Geoffrey Chaucer’s romantic narrative “The Wife of Bath’s Tale” is one of The Canterbury Tales told by the pilgrims during their journey to visit the shrine of Thomas Becket, the Archbishop of Canterbury who was murdered in his cathedral in 1170. After the “General Prologue,” in which the Wife of Bath mentions that she has been married five times and would welcome a sixth husband, and that she spends her married life pursuing power over her husbands, she tells a tale about a knight who must marry; dominance in a romantic relationship becomes an important theme in the poem as it does in the Wife’s prologue and in her personal life.

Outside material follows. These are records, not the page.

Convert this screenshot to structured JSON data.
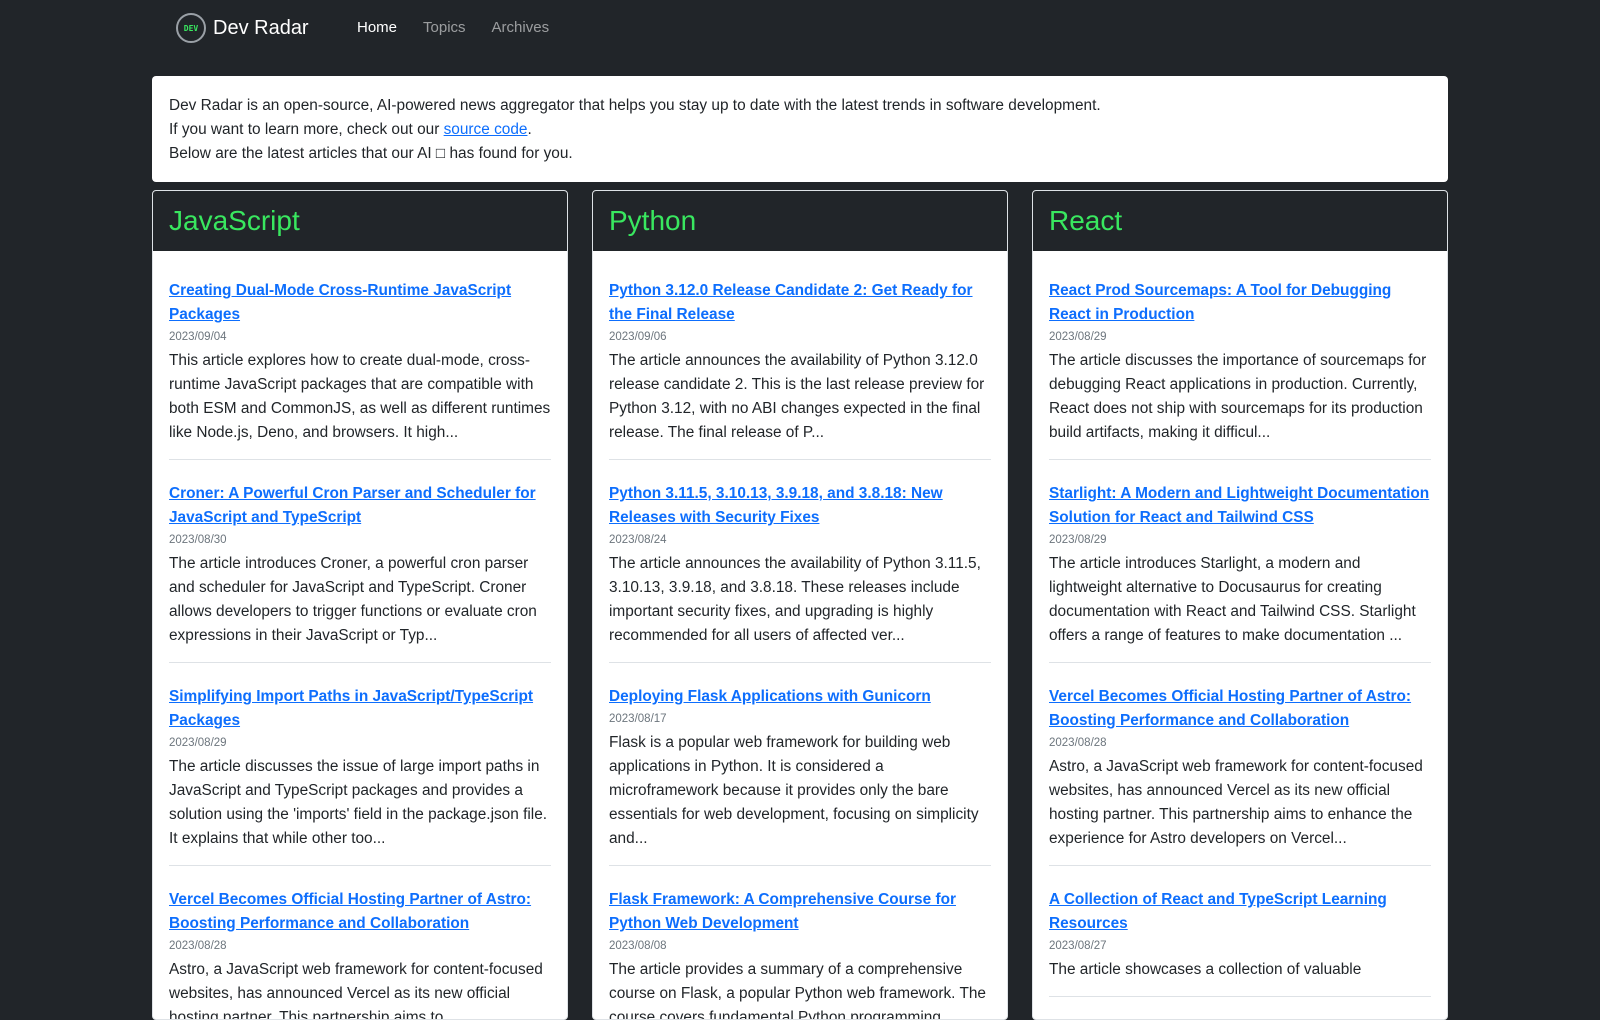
{
  "nav": {
    "logo_text": "DEV",
    "brand": "Dev Radar",
    "links": [
      "Home",
      "Topics",
      "Archives"
    ],
    "active": "Home"
  },
  "intro": {
    "line1": "Dev Radar is an open-source, AI-powered news aggregator that helps you stay up to date with the latest trends in software development.",
    "line2_before": "If you want to learn more, check out our ",
    "line2_link": "source code",
    "line2_after": ".",
    "line3": "Below are the latest articles that our AI □ has found for you."
  },
  "columns": [
    {
      "title": "JavaScript",
      "articles": [
        {
          "title": "Creating Dual-Mode Cross-Runtime JavaScript Packages",
          "date": "2023/09/04",
          "summary": "This article explores how to create dual-mode, cross-runtime JavaScript packages that are compatible with both ESM and CommonJS, as well as different runtimes like Node.js, Deno, and browsers. It high..."
        },
        {
          "title": "Croner: A Powerful Cron Parser and Scheduler for JavaScript and TypeScript",
          "date": "2023/08/30",
          "summary": "The article introduces Croner, a powerful cron parser and scheduler for JavaScript and TypeScript. Croner allows developers to trigger functions or evaluate cron expressions in their JavaScript or Typ..."
        },
        {
          "title": "Simplifying Import Paths in JavaScript/TypeScript Packages",
          "date": "2023/08/29",
          "summary": "The article discusses the issue of large import paths in JavaScript and TypeScript packages and provides a solution using the 'imports' field in the package.json file. It explains that while other too..."
        },
        {
          "title": "Vercel Becomes Official Hosting Partner of Astro: Boosting Performance and Collaboration",
          "date": "2023/08/28",
          "summary": "Astro, a JavaScript web framework for content-focused websites, has announced Vercel as its new official hosting partner. This partnership aims to"
        }
      ]
    },
    {
      "title": "Python",
      "articles": [
        {
          "title": "Python 3.12.0 Release Candidate 2: Get Ready for the Final Release",
          "date": "2023/09/06",
          "summary": "The article announces the availability of Python 3.12.0 release candidate 2. This is the last release preview for Python 3.12, with no ABI changes expected in the final release. The final release of P..."
        },
        {
          "title": "Python 3.11.5, 3.10.13, 3.9.18, and 3.8.18: New Releases with Security Fixes",
          "date": "2023/08/24",
          "summary": "The article announces the availability of Python 3.11.5, 3.10.13, 3.9.18, and 3.8.18. These releases include important security fixes, and upgrading is highly recommended for all users of affected ver..."
        },
        {
          "title": "Deploying Flask Applications with Gunicorn",
          "date": "2023/08/17",
          "summary": "Flask is a popular web framework for building web applications in Python. It is considered a microframework because it provides only the bare essentials for web development, focusing on simplicity and..."
        },
        {
          "title": "Flask Framework: A Comprehensive Course for Python Web Development",
          "date": "2023/08/08",
          "summary": "The article provides a summary of a comprehensive course on Flask, a popular Python web framework. The course covers fundamental Python programming"
        }
      ]
    },
    {
      "title": "React",
      "articles": [
        {
          "title": "React Prod Sourcemaps: A Tool for Debugging React in Production",
          "date": "2023/08/29",
          "summary": "The article discusses the importance of sourcemaps for debugging React applications in production. Currently, React does not ship with sourcemaps for its production build artifacts, making it difficul..."
        },
        {
          "title": "Starlight: A Modern and Lightweight Documentation Solution for React and Tailwind CSS",
          "date": "2023/08/29",
          "summary": "The article introduces Starlight, a modern and lightweight alternative to Docusaurus for creating documentation with React and Tailwind CSS. Starlight offers a range of features to make documentation ..."
        },
        {
          "title": "Vercel Becomes Official Hosting Partner of Astro: Boosting Performance and Collaboration",
          "date": "2023/08/28",
          "summary": "Astro, a JavaScript web framework for content-focused websites, has announced Vercel as its new official hosting partner. This partnership aims to enhance the experience for Astro developers on Vercel..."
        },
        {
          "title": "A Collection of React and TypeScript Learning Resources",
          "date": "2023/08/27",
          "summary": "The article showcases a collection of valuable"
        }
      ]
    }
  ],
  "colors": {
    "page_bg": "#212529",
    "accent_green": "#39e75f",
    "link_blue": "#0d6efd"
  }
}
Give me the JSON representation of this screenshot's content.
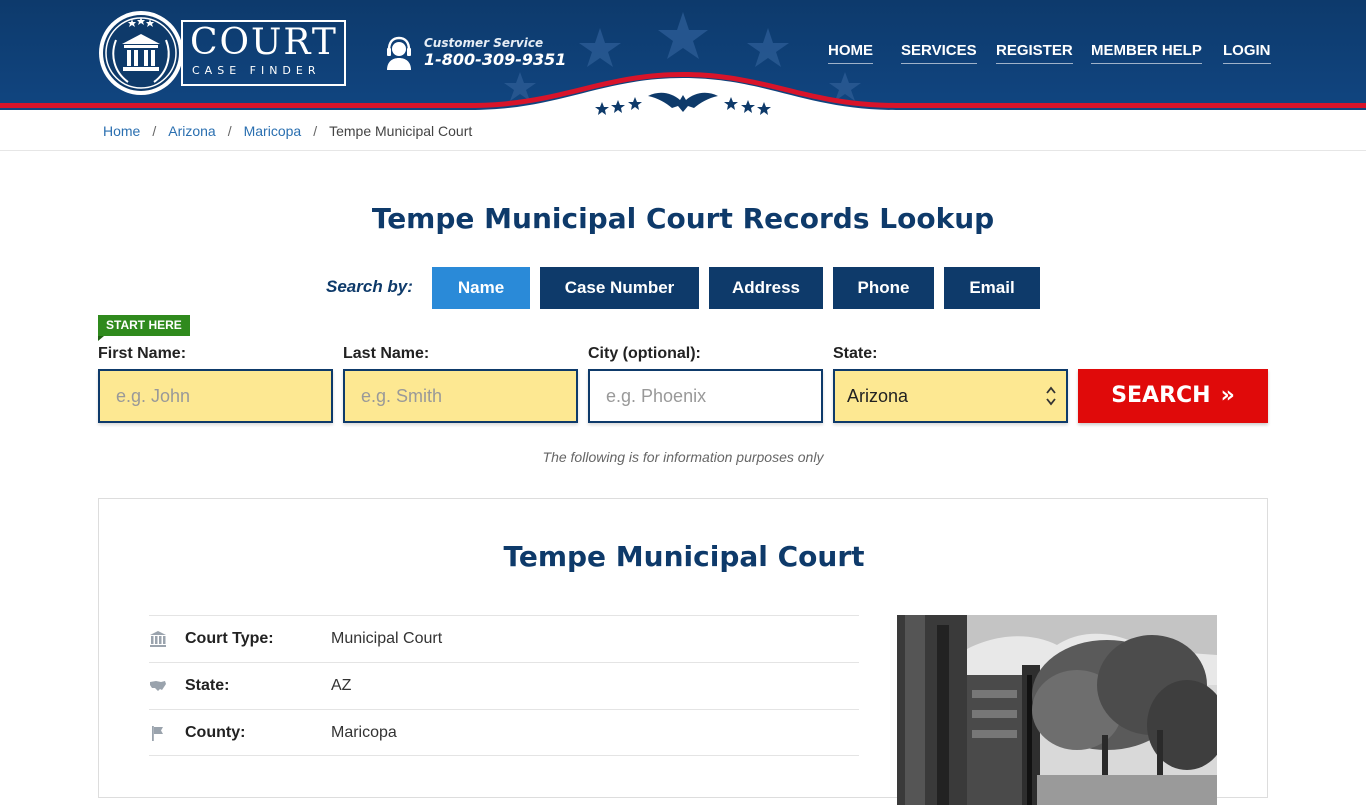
{
  "brand": {
    "name": "COURT",
    "tagline": "CASE FINDER"
  },
  "customer_service": {
    "label": "Customer Service",
    "phone": "1-800-309-9351",
    "icon": "headset-icon"
  },
  "nav": {
    "items": [
      {
        "label": "HOME"
      },
      {
        "label": "SERVICES"
      },
      {
        "label": "REGISTER"
      },
      {
        "label": "MEMBER HELP"
      },
      {
        "label": "LOGIN"
      }
    ]
  },
  "breadcrumb": {
    "items": [
      {
        "label": "Home"
      },
      {
        "label": "Arizona"
      },
      {
        "label": "Maricopa"
      }
    ],
    "current": "Tempe Municipal Court",
    "separator": "/"
  },
  "page": {
    "title": "Tempe Municipal Court Records Lookup"
  },
  "search_by": {
    "label": "Search by:",
    "tabs": [
      {
        "label": "Name",
        "active": true
      },
      {
        "label": "Case Number",
        "active": false
      },
      {
        "label": "Address",
        "active": false
      },
      {
        "label": "Phone",
        "active": false
      },
      {
        "label": "Email",
        "active": false
      }
    ]
  },
  "form": {
    "badge": "START HERE",
    "first_name": {
      "label": "First Name:",
      "placeholder": "e.g. John"
    },
    "last_name": {
      "label": "Last Name:",
      "placeholder": "e.g. Smith"
    },
    "city": {
      "label": "City (optional):",
      "placeholder": "e.g.  Phoenix"
    },
    "state": {
      "label": "State:",
      "value": "Arizona"
    },
    "search_button": "SEARCH",
    "search_chevron": "»"
  },
  "info_note": "The following is for information purposes only",
  "court": {
    "name": "Tempe Municipal Court",
    "details": [
      {
        "key": "Court Type:",
        "value": "Municipal Court",
        "icon": "courthouse-icon"
      },
      {
        "key": "State:",
        "value": "AZ",
        "icon": "us-map-icon"
      },
      {
        "key": "County:",
        "value": "Maricopa",
        "icon": "flag-icon"
      }
    ]
  },
  "colors": {
    "navy": "#0e3a6a",
    "header_blue": "#0e3f75",
    "active_tab": "#2a8ad8",
    "search_red": "#e00a0a",
    "field_yellow": "#fde892",
    "start_green": "#2f8a1d",
    "link_blue": "#2a6fb0"
  }
}
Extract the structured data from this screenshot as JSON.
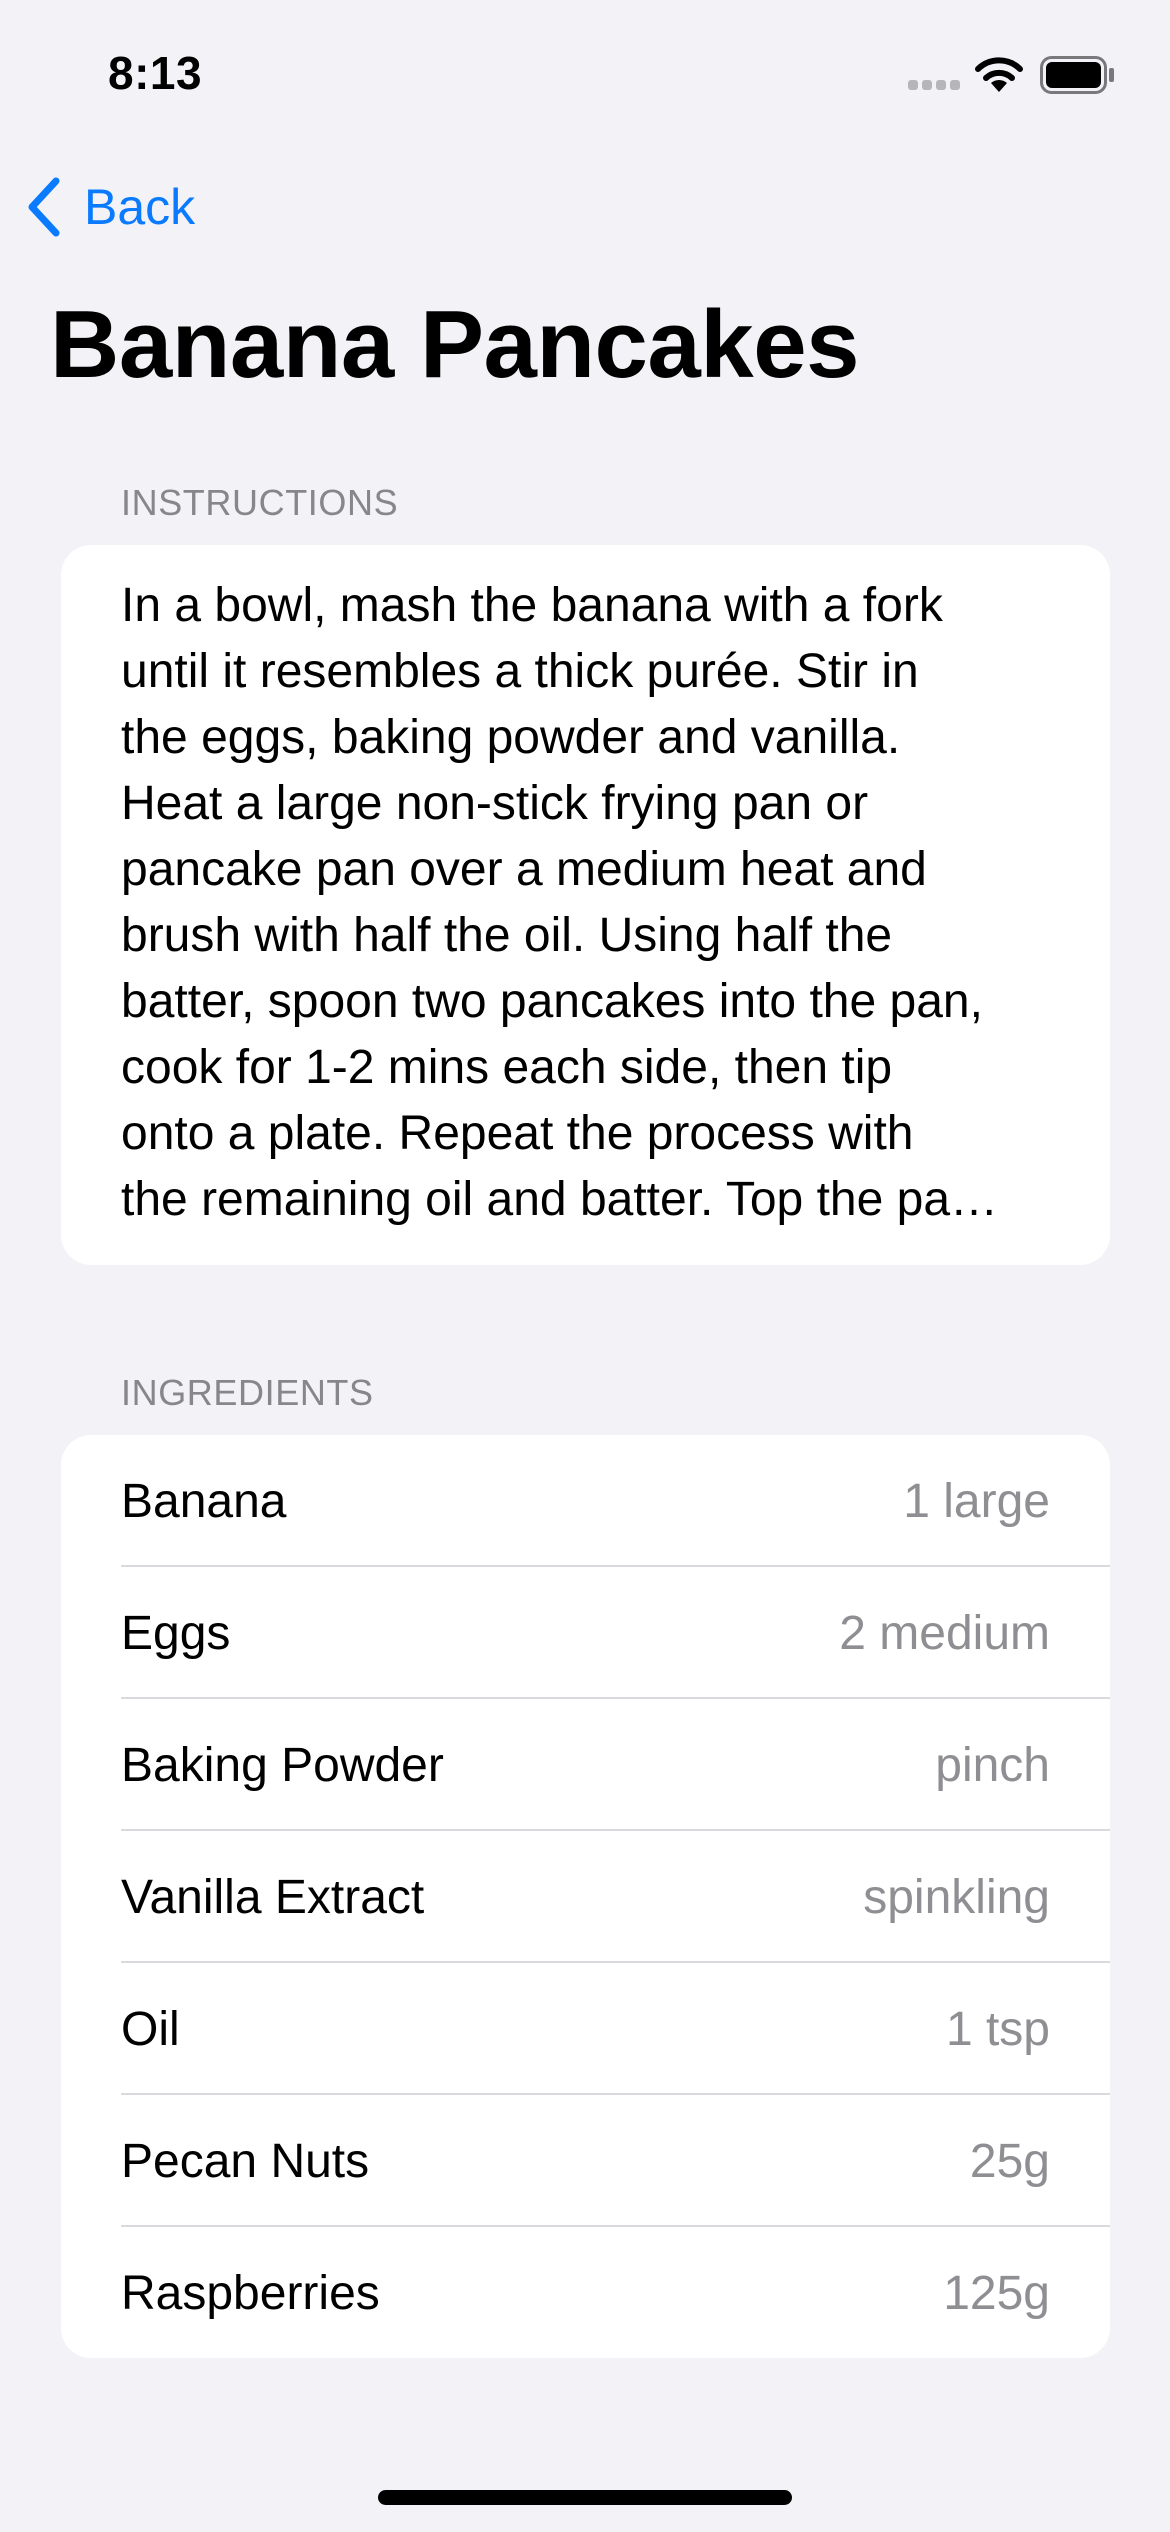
{
  "status_bar": {
    "time": "8:13"
  },
  "nav": {
    "back_label": "Back"
  },
  "page": {
    "title": "Banana Pancakes"
  },
  "instructions": {
    "header": "INSTRUCTIONS",
    "text": "In a bowl, mash the banana with a fork\nuntil it resembles a thick purée. Stir in\nthe eggs, baking powder and vanilla.\nHeat a large non-stick frying pan or\npancake pan over a medium heat and\nbrush with half the oil. Using half the\nbatter, spoon two pancakes into the pan,\ncook for 1-2 mins each side, then tip\nonto a plate. Repeat the process with\nthe remaining oil and batter. Top the pa…"
  },
  "ingredients": {
    "header": "INGREDIENTS",
    "items": [
      {
        "name": "Banana",
        "quantity": "1 large"
      },
      {
        "name": "Eggs",
        "quantity": "2 medium"
      },
      {
        "name": "Baking Powder",
        "quantity": "pinch"
      },
      {
        "name": "Vanilla Extract",
        "quantity": "spinkling"
      },
      {
        "name": "Oil",
        "quantity": "1 tsp"
      },
      {
        "name": "Pecan Nuts",
        "quantity": "25g"
      },
      {
        "name": "Raspberries",
        "quantity": "125g"
      }
    ]
  },
  "colors": {
    "accent": "#0a7aff",
    "background": "#f2f2f7",
    "secondary_text": "#8e8e93"
  },
  "icons": {
    "back": "chevron-left-icon",
    "signal": "cellular-signal-icon",
    "wifi": "wifi-icon",
    "battery": "battery-icon"
  }
}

The plot begins when a knight encounters a maiden and rapes her. Initially, King Arthur decides that his punishment should be death. The queen, however, intervenes on the knight’s behalf, asking the king to spare the man’s life. Arthur decides to leave the knight’s fate in her hands. The queen decides to send the knight on a quest; he must search throughout the land to determine what women most desire. The knight reluctantly embarks on his quest and asks countless women what they want most, only to receive as many different responses as possible. Distraught, the knight encounters some women dancing in the woods; as he approaches, they disappear, leaving him only with a hideously ugly old woman who seems to know about his quest. She promises to tell him the correct answer provided that he subsequently...
(The entire section is 482 words.)